Author: Kostis Geropoulos
Ilham Aliyev, the first president of Azerbaijan to carry out an official visit to Greece, met with almost all of the Mediterranean country’s top leaders who hailed the visit, highlighting the emphasis Athens places on Baku. The significance is not because of Greece’s historic ties with Azerbaijan or that the Azeri leader is a poster-child for democracy (that’s another future column all together: Authoritarian leaders and energy – are there any other kind?) But because Azerbaijan has a precious resource for European consumers – gas. And Washington insisted on it.
Every chance they get, US officials express their concerns that Russian gas monopoly Gazprom’s South Stream pipeline, which Greece has also decided to join, would in some way delay or sideline the Interconnector Turkey-Greece-Italy (ITGI) and therefore hinder EU efforts to reduce its reliance on Russian gas. Greece, which favours both natural gas projects as it strives to become an energy hub in the region, has brushed off such concerns. US Senator Richard Durbin and Illinois State Treasurer Alexi Giannoulias visited Greece last week before moving on to Turkey, and Greek Foreign Minister Dora Bakoyannis is expected to meet with US Vice President Joe Biden and Secretary of State Hillary Clinton in Washington this week, setting the ground for a possible meeting between US President Barrack Obama and Greek Prime Minister Costas Karamanlis in March.

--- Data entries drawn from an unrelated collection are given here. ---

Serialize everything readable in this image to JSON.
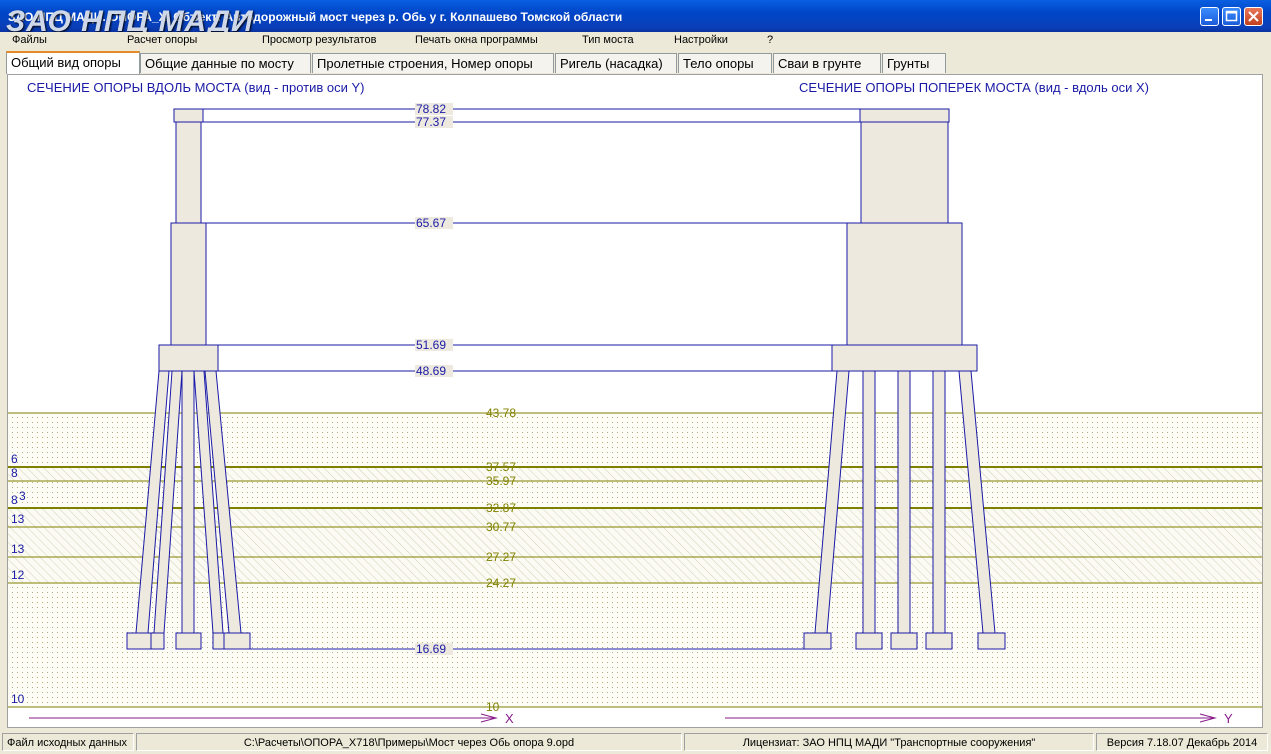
{
  "window": {
    "logo": "ЗАО НПЦ МАДИ",
    "title": "ЗАО НПЦ МАДИ. ОПОРА_X. Объект: Автодорожный мост через р. Обь у г. Колпашево Томской области"
  },
  "menu": [
    "Файлы",
    "Расчет опоры",
    "Просмотр результатов",
    "Печать окна программы",
    "Тип моста",
    "Настройки",
    "?"
  ],
  "tabs": [
    "Общий вид опоры",
    "Общие данные по мосту",
    "Пролетные строения, Номер опоры",
    "Ригель (насадка)",
    "Тело опоры",
    "Сваи в грунте",
    "Грунты"
  ],
  "section": {
    "left_title": "СЕЧЕНИЕ ОПОРЫ ВДОЛЬ МОСТА (вид - против оси Y)",
    "right_title": "СЕЧЕНИЕ ОПОРЫ ПОПЕРЕК МОСТА (вид - вдоль оси X)"
  },
  "levels_structure": [
    "78.82",
    "77.37",
    "65.67",
    "51.69",
    "48.69",
    "16.69"
  ],
  "levels_soil": [
    "43.78",
    "37.57",
    "35.97",
    "32.87",
    "30.77",
    "27.27",
    "24.27",
    "10"
  ],
  "soil_layer_numbers": [
    "6",
    "8",
    "8",
    "3",
    "13",
    "13",
    "12",
    "10"
  ],
  "axes": {
    "x": "X",
    "y": "Y"
  },
  "colors": {
    "structure": "#1a1aa6",
    "soil": "#808000",
    "concrete": "#ede9df"
  },
  "status": {
    "file_label": "Файл исходных данных",
    "file_path": "C:\\Расчеты\\ОПОРА_X718\\Примеры\\Мост через Обь опора 9.opd",
    "licensee": "Лицензиат: ЗАО НПЦ МАДИ \"Транспортные сооружения\"",
    "version": "Версия 7.18.07 Декабрь 2014"
  }
}
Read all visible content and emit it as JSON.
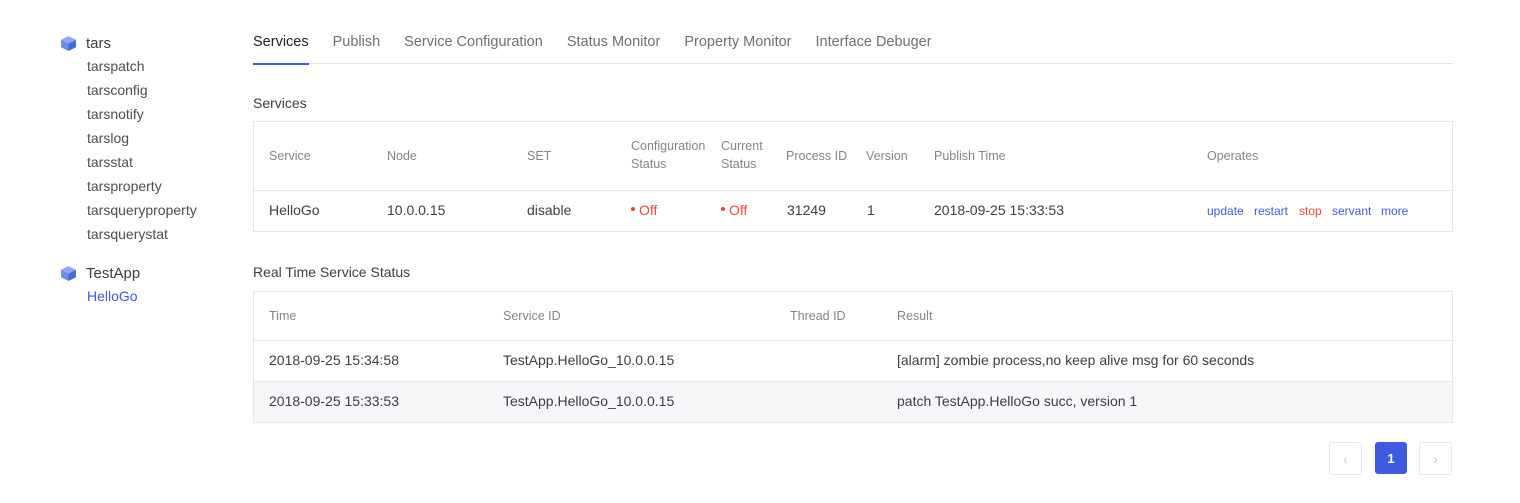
{
  "sidebar": {
    "groups": [
      {
        "label": "tars",
        "children": [
          "tarspatch",
          "tarsconfig",
          "tarsnotify",
          "tarslog",
          "tarsstat",
          "tarsproperty",
          "tarsqueryproperty",
          "tarsquerystat"
        ]
      },
      {
        "label": "TestApp",
        "children": [
          "HelloGo"
        ]
      }
    ]
  },
  "tabs": [
    "Services",
    "Publish",
    "Service Configuration",
    "Status Monitor",
    "Property Monitor",
    "Interface Debuger"
  ],
  "services": {
    "title": "Services",
    "headers": {
      "service": "Service",
      "node": "Node",
      "set": "SET",
      "config_status_1": "Configuration",
      "config_status_2": "Status",
      "current_status_1": "Current",
      "current_status_2": "Status",
      "process_id": "Process ID",
      "version": "Version",
      "publish_time": "Publish Time",
      "operates": "Operates"
    },
    "row": {
      "service": "HelloGo",
      "node": "10.0.0.15",
      "set": "disable",
      "config_status": "Off",
      "current_status": "Off",
      "process_id": "31249",
      "version": "1",
      "publish_time": "2018-09-25 15:33:53",
      "ops": {
        "update": "update",
        "restart": "restart",
        "stop": "stop",
        "servant": "servant",
        "more": "more"
      }
    }
  },
  "realtime": {
    "title": "Real Time Service Status",
    "headers": {
      "time": "Time",
      "service_id": "Service ID",
      "thread_id": "Thread ID",
      "result": "Result"
    },
    "rows": [
      {
        "time": "2018-09-25 15:34:58",
        "service_id": "TestApp.HelloGo_10.0.0.15",
        "thread_id": "",
        "result": "[alarm] zombie process,no keep alive msg for 60 seconds"
      },
      {
        "time": "2018-09-25 15:33:53",
        "service_id": "TestApp.HelloGo_10.0.0.15",
        "thread_id": "",
        "result": "patch TestApp.HelloGo succ, version 1"
      }
    ]
  },
  "pagination": {
    "prev": "‹",
    "current": "1",
    "next": "›"
  },
  "colors": {
    "accent": "#3f5ae0",
    "off": "#e8483a"
  }
}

Greece is ready to sign agreements for natural gas supplies directly from Azerbaijan, Karamanlis said at a business forum at the Athens Chamber of Commerce and Industry (ACCI) on February 17, amid business contacts between Azeri and Greek entrepreneurs. At the same forum, newly-appointed Development Minister Costis Hatzidakis, who was a member of the representation of the European Parliament at Azerbaijan and Georgia for five years, reiterated the premier’s statement that Greece is creating a new avenue for natural gas from the Caspian Sea through the ITGI, which is planned to be completed by the end of 2013. In 2007, Greece and Turkey inaugurated the section of the pipeline between the two countries and it is planned to be extended to Italy. At the same time, the less-known Haskovo-Komotini pipeline project from Bulgaria to Northern Greece, which is connected with the ITGI «reinforces its dynamic and attractiveness,» Hatzidakis told the forum.
The Greek minister also said that Greece plans «to speed up the processes for the Bourgas-Alexandroupolis oil pipeline,» noting that he recently met with the consortium, which undertook the project. However, Hatzidakis started his speech at the forum by saying that the Russia-Ukraine crisis underscored the importance of having «different paths and alternative sources in order to safeguard energy supplies for all countries.» «Within the framework of this policy we promote the construction of the South Stream pipeline and we work extensively with everybody involved in order not waste time,» Hatzidakis said, as his predecessor Christos Folias, who has racked up enough frequent flyer miles to Moscow to go to the Moon and back twice, was sitting in the audience. On February 19, Hatzidakis discussed the ITGI with Italian Industry Minister Claudio Scajola in Brussels and briefed US Ambassador in Athens Daniel Speckhard on February 20, the latter stressing «the importance for energy diversification.»
So does Azerbaijan have enough gas?
Tatiana Mitrova, head of Moscow’s Centre for International Energy Markets Studies, doesn’t think so. She told New Europe that the cases for ITGI and Nabucco pipelines are very similar and Azerbaijani production volumes alone are not enough to fill the pipelines. «The US is pushing for Nabucco very, very much and all the participants of the Nabucco consortium say that they feel this very strong pressure when representatives of the Department of State are coming and demanding: ‘When are you going to build it?’ But they are not giving money and they are providing gas and in this case any sorts of demands will not make the realisation of this project closer,» Mitrova said.